They were also completely clueless about the (in my mind, over-the-top-overt) role that sex played in the Cadillac ad. The men identified with it, certainly, but none of them was able to articulate what was at work in the ad beyond the “hot babe” and the high-heeled shoe on the gas pedal. I had to lead them through the idea of power and control, about the tone of Ms. Walsh’s voice (“like melted chocolate, you guys!” was the exact phrase I used, and that freaked them out a little, I think), about the use of light and sound in the ad, about the words that were spoken (“does it return the favor?!” Seriously – how could they not see that?!) – all of it. When I tossed out the idea that the ad was really just a visual representation of an orgasm (“Come ON, you guys! Spaghetti straps – is she in a neglige? She’s in a TUNNEL. Look at the lights, VERY. RHYTHMICALLY. MOVING. PAST. Then she BURSTS out of the tunnel and there’s light and music and OH, MY GOD!), they were shocked and demanded to see it again, at which point most of them were embarrassed that they’d missed that implication every time they’d seen the ad before. They’ll never not see it again, I can tell you that!
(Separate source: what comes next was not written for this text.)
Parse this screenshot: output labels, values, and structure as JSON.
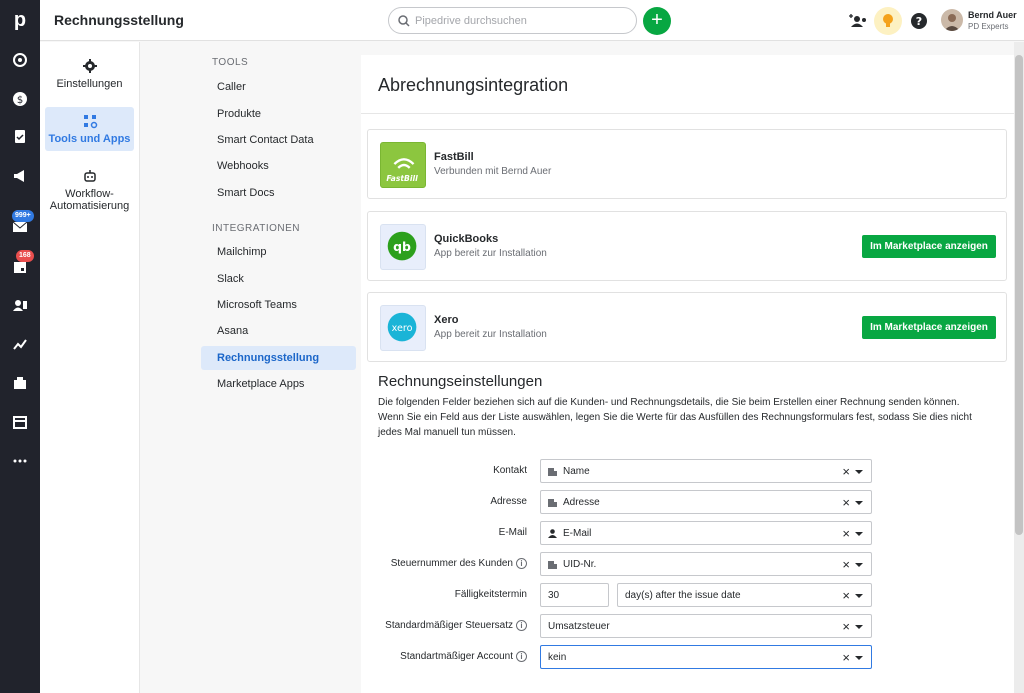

We talked then about who the companies were trying to attract with the ads and the nearly-unanimous assessment was that the VW ad was looking to hook the family-oriented consumer who’s concerned about safety while the Caddy ad was aimed at men. I took serious issue with these claims and tried to push the students to justify their answers. They responded by saying that the main idea of the VW ad was saftey – that you could survive a crash in this car – and that safety is very important to parents. “Okay, agreed,” I said, “but I didn’t see any families in that ad. In fact,” I went on, “the driver dude was talking about a girlfriend. There were no booster seats in the car. As a matter of fact, all the ads from this campaign that *I* saw featured young people, presumably single and out enjoying themselves.”
They didn’t have a counter-argument for that.
I had a BLAST shredding the claim that the Caddy ad was aimed exclusively as men, and I think I sent a few of my students a little over the edge with my response. Kate Walsh is HOT. I’m a straight chick, and she does it for me. Men want her, women want to be her – she’s gorgeous, she’s in control, she’s smooth and confident and surrounded in luxury and power. SHE’S IN THE DRIVER’S SEAT, fercryinoutloud! Let’s not forget that she is an actress in a show that is almost universally loved by women (my guess – though I have no hard data to support this claim – is that most men who watch Grey’s Anatomy or Private Practice only do so becuase their girlfriends/wives watch it). There is no way that Cadillac was excluding women from this commercial; the choices that they made – from the actress to the lines she spoke to the color of the car – were all carefully made and meticulously executed. It’s a gorgeous, highly effective ad.
The students loved this exercise, even if they didn’t quite get it. I don’t expect them to, really – at least, not yet. I kind of feel like Annie Sullivan; I’ll keep pumping water over their hands; eventually, the cold, wet stuff and W-A-T-E-R will connect in their brains, and they’ll wonder how they ever missed all this wonderful, exciting stuff happening all around them.